● The problem
Read the material below. Count the lines containing "Last" and give that count alone.

● Supplied records
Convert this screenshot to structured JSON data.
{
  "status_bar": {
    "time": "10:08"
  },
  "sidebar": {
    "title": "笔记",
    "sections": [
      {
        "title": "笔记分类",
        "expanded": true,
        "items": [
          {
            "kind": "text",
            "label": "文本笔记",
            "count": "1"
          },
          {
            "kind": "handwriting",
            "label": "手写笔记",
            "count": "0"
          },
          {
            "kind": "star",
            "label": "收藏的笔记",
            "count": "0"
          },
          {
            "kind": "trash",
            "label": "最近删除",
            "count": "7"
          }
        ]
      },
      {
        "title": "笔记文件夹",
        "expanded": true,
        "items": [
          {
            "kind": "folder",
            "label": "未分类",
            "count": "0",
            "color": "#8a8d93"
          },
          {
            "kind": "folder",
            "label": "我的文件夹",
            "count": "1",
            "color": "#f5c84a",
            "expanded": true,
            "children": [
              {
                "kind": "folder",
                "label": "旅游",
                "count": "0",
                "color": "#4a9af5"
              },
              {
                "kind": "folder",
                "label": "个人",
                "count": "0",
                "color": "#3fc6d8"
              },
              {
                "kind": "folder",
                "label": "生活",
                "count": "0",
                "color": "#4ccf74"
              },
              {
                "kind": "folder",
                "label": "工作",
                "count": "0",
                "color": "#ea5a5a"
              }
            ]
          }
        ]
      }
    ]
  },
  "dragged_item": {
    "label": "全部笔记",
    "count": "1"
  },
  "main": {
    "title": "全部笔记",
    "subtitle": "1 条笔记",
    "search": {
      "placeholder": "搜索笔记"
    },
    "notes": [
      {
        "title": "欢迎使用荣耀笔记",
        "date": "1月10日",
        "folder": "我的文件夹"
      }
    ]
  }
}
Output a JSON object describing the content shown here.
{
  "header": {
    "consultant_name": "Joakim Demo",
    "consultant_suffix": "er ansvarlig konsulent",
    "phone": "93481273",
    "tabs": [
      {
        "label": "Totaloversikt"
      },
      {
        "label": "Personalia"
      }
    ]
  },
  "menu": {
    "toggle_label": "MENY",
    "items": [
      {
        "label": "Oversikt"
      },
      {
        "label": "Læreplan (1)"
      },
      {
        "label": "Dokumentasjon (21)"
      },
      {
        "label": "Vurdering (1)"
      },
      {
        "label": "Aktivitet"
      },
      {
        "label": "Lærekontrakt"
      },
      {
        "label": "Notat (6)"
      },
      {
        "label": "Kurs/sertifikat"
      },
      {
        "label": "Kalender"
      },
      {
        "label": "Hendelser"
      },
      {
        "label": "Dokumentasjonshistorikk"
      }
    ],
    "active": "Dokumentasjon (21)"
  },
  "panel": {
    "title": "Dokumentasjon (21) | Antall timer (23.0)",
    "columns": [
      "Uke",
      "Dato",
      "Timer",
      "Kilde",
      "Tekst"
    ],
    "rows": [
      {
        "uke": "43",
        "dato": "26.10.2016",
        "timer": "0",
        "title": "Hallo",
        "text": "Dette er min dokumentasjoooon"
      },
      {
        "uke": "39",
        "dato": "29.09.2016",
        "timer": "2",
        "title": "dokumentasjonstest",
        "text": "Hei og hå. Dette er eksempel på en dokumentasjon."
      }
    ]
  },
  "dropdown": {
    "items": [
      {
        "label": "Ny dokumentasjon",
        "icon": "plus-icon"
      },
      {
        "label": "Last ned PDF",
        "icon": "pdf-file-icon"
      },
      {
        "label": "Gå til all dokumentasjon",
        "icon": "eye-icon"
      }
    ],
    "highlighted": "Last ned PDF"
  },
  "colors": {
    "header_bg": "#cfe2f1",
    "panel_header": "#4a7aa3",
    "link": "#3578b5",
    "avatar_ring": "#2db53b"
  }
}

● Response box
2